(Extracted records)
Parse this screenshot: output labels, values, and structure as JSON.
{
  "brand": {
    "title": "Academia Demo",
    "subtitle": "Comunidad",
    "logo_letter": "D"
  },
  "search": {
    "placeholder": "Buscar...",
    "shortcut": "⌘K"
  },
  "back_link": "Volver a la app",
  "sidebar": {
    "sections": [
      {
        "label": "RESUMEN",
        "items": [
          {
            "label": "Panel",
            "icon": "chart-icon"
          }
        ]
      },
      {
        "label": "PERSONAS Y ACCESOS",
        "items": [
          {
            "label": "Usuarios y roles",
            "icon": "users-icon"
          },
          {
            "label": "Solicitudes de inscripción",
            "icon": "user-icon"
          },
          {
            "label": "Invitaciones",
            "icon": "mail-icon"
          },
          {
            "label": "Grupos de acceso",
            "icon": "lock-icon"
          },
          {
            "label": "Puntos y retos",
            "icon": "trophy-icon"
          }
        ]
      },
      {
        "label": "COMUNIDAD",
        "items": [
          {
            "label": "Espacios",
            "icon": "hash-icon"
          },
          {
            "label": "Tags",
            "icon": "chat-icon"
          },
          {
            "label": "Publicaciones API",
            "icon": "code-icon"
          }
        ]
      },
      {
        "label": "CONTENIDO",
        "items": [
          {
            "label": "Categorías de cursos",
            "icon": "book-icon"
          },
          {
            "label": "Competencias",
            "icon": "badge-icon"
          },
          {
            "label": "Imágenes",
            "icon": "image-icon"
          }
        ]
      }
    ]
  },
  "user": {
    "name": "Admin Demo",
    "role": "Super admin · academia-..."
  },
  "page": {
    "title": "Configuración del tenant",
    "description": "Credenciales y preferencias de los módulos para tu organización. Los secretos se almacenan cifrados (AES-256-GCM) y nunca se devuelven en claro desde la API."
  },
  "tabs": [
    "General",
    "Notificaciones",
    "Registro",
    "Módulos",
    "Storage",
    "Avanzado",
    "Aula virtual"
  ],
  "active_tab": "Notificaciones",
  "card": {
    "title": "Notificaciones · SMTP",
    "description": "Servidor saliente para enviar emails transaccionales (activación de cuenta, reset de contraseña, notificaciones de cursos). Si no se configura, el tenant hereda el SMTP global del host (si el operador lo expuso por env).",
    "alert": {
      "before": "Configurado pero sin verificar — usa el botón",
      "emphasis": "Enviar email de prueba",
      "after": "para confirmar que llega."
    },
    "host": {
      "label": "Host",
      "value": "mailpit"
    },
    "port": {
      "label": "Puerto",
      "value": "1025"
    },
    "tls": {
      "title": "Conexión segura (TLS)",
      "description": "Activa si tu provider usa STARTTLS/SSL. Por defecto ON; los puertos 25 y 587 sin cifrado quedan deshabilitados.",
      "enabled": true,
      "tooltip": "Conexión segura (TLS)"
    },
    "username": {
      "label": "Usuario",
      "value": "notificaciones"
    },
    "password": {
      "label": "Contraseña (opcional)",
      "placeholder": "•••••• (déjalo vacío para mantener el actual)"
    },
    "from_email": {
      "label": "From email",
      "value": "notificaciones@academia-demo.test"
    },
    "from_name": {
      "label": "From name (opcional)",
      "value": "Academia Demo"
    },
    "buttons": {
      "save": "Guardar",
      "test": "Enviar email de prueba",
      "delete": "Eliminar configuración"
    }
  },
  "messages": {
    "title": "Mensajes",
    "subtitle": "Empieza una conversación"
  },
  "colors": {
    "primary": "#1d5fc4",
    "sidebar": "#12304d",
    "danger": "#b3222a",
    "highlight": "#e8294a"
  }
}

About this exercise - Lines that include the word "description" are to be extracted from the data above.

Exercise solution -
    "description": "Credenciales y preferencias de los módulos para tu organización. Los secretos se almacenan cifrados (AES-256-GCM) y nunca se devuelven en claro desde la API."
    "description": "Servidor saliente para enviar emails transaccionales (activación de cuenta, reset de contraseña, notificaciones de cursos). Si no se configura, el tenant hereda el SMTP global del host (si el operador lo expuso por env).",
      "description": "Activa si tu provider usa STARTTLS/SSL. Por defecto ON; los puertos 25 y 587 sin cifrado quedan deshabilitados.",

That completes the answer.